Hotly-anticipated peace talks between supporters and opponents of the recently-erased Bedford Avenue bicycle lane fell short last night when both parties left a discussion at Pete's Candy Store in Williamsburg with the same seemingly irreparable differences that they brought to the table. Supporters of the Bedford Avenue lane insisted that a biking path on Brooklyn's longest road is necessary for both transportation and safety, while a community activist representing South Williamsburg's Hasidic Jewish residents expressed concerns about dangerous biking etiquette.

Here's a video with excerpts from the discussion:



Speaking in favor of the reestablishment of the bike lane — which was erased by the city with no notice and little explanation in December — was Caroline Samponaro, director of bicycle advocacy for Transportation Alternatives, Baruch Herzfeld, founder of the Bike Gemach cycle repair shop in Williamsburg, cyclist Lyla Durden, and bike messenger Heather Loop, who organized the infamous topless bike lane protest. Speaking in opposition of the Bedford Avenue bike lane — which was briefly repainted by cycling activists before being buffed again — was Hasidic community activist and one-time City Council candidate Isaac Abraham. Both the Department of Transportation and the Mayor's Office were invited, but turned down the request, according to the moderator.

Though Abraham insisted that bike lanes put South Williamsburg residents — particularly children boarding and exiting Yeshiva school buses — at risk, cycling path supporters said a bike lane would make Bedford Avenue safer for all users. "A bicycle lane is a necessary piece of transportation infrastructure, just like a sidewalk," said Samponaro "Wouldn't it be better if we had the right infrastructure?" The cycling activists called for a new bike lane, possibly protected from traffic like the lane on Grand Street in Manhattan, as well as traffic calming devices like speed bumps that could extend across the car lanes and the cycling path. Some suggested that the Yeshivas establish more formal bus stops so buses don't let off passengers as sporadically, potentially reducing the number of conflicts cyclists and schoolchildren.

The bike riders admitted that cyclists need to follow the rules of the road, and that increased enforcement against lawbreaking bike riders might be a good thing. "When it comes down to basically sharing limited space with each other, if you have more potential to cause harm, you have more responsibility," said Samponaro, who insisted that cyclists should aim to befriend pedestrians, not terrorize them, as Abraham had described. "Why would we recreate the same model of behavior with pedestrians [that we have with cars]…we should be working together, not against each other."

For his part, Abraham emphasized that the Hasidic community doesn't oppose the Bedford Avenue bike lane because of scantily-clad cyclists or community politics, but because cyclists ride through the neighborhood dangerously and occasionally hit pedestrians.
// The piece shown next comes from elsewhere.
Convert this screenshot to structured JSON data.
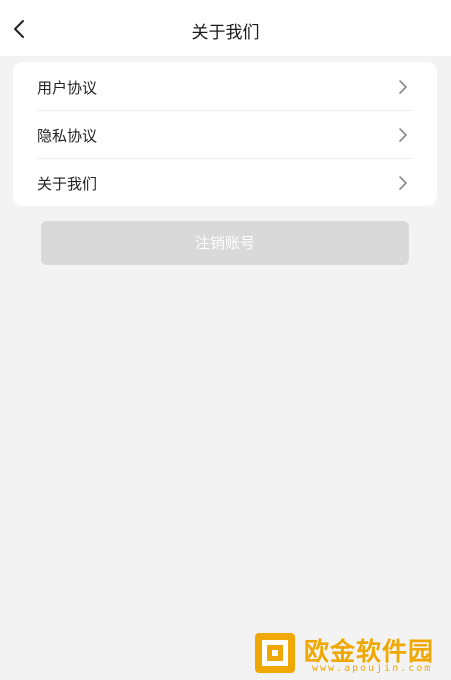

He blamed the city for poorly planning the Bedford Avenue lane, and insisted it hadn't been discussed with the community, though supporters said it had. "Biking is a new issue, nobody knows how to deal with it yet," added Abraham, who said his wife was hospitalized after being struck by a bicyclist.

When asked if there is any chance the Hasidic community could come to support a bike lane on Bedford Avenue, Abraham said: "Never going to sell." Referring to other existing lanes in the neighborhood on Kent Avenue, Wythe Avenue, and Berry Street, he added: "In order to make this a bargaining chip, I would take another one away, make it two [with bike lanes] and two [without bike lanes]."